**WHAT IS REQUIRED:** Copy out each line below that has the word "包括专题报道" in it.

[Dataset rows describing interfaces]

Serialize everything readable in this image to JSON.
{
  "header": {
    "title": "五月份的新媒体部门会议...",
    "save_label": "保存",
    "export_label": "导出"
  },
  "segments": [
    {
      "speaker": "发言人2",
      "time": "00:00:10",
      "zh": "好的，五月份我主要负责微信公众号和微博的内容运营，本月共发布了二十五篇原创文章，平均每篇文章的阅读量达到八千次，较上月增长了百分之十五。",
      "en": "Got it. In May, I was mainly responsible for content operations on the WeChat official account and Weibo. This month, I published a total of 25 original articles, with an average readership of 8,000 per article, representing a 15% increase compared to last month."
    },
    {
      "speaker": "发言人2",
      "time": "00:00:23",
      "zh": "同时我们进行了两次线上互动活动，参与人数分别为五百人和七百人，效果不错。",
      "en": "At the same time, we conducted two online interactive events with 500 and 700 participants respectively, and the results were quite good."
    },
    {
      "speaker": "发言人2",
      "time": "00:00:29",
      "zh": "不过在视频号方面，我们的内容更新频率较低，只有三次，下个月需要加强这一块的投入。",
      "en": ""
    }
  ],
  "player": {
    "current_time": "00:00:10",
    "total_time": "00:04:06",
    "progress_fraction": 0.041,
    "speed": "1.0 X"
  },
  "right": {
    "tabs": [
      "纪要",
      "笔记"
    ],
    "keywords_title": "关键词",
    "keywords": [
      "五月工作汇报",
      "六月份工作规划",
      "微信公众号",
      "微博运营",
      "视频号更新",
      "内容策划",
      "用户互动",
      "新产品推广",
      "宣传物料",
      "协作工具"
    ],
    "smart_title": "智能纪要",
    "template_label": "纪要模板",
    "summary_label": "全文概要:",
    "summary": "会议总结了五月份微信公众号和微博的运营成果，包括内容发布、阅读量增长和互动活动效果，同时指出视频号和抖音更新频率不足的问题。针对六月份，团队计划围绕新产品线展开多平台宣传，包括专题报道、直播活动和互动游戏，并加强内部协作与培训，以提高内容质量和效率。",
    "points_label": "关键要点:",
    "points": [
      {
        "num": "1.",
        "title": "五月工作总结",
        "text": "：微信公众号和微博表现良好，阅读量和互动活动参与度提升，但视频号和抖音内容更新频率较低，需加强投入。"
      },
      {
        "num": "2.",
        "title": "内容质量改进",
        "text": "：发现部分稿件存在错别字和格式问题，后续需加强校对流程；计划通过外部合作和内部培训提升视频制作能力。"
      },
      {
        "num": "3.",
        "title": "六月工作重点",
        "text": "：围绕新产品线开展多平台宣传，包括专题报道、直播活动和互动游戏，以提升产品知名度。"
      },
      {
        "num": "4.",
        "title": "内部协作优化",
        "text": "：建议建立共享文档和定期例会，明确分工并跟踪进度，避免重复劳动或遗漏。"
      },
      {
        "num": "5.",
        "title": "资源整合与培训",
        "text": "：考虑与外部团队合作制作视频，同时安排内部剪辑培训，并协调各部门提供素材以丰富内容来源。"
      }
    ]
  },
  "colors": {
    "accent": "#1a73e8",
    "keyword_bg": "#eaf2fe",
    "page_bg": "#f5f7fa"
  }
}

**YOUR SOLUTION:**
    "summary": "会议总结了五月份微信公众号和微博的运营成果，包括内容发布、阅读量增长和互动活动效果，同时指出视频号和抖音更新频率不足的问题。针对六月份，团队计划围绕新产品线展开多平台宣传，包括专题报道、直播活动和互动游戏，并加强内部协作与培训，以提高内容质量和效率。",
        "text": "：围绕新产品线开展多平台宣传，包括专题报道、直播活动和互动游戏，以提升产品知名度。"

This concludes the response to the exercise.